“In many ways, the White House’s inability to effectively respond to things as simple as a funny tweet says a lot about the president’s weakness headed into reelection,” Conant said. “The White House is trying to hide behind the DNC and other left-wing political groups, but the president can’t avoid the debate for long.”

Inside the White House, staffers are content to ignore the day-to-day slings and arrows of Obama’s would-be opponents, acknowledging that engaging them would only help them.

But they also take comfort in knowing that Obama as the president has the luxury of responding only when he wants to, selectively choosing moments when a well-placed zinger from 1600 Pennsylvania can have some impact on the race.

Burton said his group is only too happy to take up the slack. 

“The right wing has hundreds of millions of dollars to attack the president while Republican candidates are engaged in a race to the bottom of negative campaign rhetoric,” Burton said. “We’re here to step into the fold and present the truth when their attacks come flying.”

It’s a routine practice for a sitting president to try to have his team remain above the fray in the early stages of a presidential campaign. 

One GOP campaign adviser who also worked for the 2004 Bush-Cheney campaign acknowledged that the White House held its fire then, too, engaging Howard Dean a little bit toward the end of 2003 but mostly keeping its powder dry until John Kerry was the clear winner of the Democratic nomination.

State parties, under the direction of the DNC, are jabbing at the GOP.

After Chrysler reported it was repaying most of the money it was loaned by the government, state parties took swipes at GOP front-runner Mitt Romney, who had criticized Obama’s actions.

And Pawlenty? Well, Pawlenty acted out because he was backed into a corner on Rep. Paul Ryan’s (R-Wis.) toxic Medicare plan, Democrats say. 
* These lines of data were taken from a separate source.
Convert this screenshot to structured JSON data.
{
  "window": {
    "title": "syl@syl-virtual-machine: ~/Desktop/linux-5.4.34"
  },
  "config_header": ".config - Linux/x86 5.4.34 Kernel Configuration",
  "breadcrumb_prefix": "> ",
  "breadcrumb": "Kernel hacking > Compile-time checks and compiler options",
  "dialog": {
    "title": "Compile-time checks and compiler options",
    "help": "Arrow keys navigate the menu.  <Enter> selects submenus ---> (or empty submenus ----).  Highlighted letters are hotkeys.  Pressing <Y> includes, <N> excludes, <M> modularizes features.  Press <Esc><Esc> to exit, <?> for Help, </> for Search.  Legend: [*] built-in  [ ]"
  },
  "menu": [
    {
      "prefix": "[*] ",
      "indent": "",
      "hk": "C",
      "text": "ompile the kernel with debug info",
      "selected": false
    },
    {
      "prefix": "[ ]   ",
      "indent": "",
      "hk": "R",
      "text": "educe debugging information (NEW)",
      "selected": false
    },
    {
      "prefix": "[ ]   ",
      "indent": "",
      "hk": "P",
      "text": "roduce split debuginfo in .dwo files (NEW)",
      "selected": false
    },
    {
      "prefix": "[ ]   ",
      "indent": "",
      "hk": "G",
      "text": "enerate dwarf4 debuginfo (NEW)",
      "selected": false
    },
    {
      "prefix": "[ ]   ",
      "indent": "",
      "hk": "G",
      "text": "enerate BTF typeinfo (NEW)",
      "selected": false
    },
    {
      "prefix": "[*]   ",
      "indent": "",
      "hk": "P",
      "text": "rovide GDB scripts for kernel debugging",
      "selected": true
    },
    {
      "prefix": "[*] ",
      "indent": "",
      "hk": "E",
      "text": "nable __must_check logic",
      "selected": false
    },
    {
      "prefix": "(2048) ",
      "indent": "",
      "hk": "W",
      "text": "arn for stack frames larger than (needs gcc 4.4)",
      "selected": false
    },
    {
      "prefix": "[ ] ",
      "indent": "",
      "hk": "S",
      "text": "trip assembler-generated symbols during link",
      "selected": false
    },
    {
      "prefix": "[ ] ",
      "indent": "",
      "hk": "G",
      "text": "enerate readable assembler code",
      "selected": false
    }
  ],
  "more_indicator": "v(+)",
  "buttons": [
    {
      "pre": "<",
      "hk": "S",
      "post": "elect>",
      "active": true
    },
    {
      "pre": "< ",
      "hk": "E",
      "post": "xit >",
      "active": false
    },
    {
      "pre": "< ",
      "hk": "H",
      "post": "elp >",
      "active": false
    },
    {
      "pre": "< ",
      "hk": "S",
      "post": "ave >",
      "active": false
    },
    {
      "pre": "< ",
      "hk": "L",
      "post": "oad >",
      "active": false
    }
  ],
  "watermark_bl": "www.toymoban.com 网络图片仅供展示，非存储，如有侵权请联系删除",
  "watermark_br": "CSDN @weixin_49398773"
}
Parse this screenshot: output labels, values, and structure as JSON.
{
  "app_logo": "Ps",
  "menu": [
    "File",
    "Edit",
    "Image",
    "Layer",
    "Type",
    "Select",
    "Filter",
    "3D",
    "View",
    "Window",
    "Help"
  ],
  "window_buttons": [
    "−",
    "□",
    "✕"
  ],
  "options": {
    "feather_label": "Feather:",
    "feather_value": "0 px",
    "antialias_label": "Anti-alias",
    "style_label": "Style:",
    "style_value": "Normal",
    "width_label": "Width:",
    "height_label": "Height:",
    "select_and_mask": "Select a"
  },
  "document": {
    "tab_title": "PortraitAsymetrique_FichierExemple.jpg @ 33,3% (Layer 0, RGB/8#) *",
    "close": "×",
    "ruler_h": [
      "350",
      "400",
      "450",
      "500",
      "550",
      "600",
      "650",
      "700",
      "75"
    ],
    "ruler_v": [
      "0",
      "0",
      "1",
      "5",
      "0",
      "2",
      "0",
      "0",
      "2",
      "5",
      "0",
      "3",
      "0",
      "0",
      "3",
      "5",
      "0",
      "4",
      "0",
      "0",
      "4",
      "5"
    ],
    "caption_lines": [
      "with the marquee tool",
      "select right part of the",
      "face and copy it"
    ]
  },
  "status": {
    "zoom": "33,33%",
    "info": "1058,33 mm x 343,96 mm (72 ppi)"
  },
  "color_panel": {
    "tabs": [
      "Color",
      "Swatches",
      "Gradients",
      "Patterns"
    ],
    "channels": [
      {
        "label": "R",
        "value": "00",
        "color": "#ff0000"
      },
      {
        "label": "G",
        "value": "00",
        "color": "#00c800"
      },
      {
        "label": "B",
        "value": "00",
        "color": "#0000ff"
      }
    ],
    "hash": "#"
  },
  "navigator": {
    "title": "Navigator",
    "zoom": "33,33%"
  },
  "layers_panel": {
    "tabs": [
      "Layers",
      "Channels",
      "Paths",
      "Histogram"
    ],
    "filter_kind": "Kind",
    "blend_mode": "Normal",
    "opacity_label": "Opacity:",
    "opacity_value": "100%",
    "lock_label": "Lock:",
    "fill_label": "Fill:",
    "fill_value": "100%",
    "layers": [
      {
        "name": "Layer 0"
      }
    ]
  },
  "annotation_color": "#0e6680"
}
“These potshots are the only semblance of offense they’ve mustered,” said one Democrat.

And until one Republican emerges as the clear favorite, they can all expect their “potshots” to fall on uninterested ears at the White House.

Youngman is the White House correspondent for The Hill.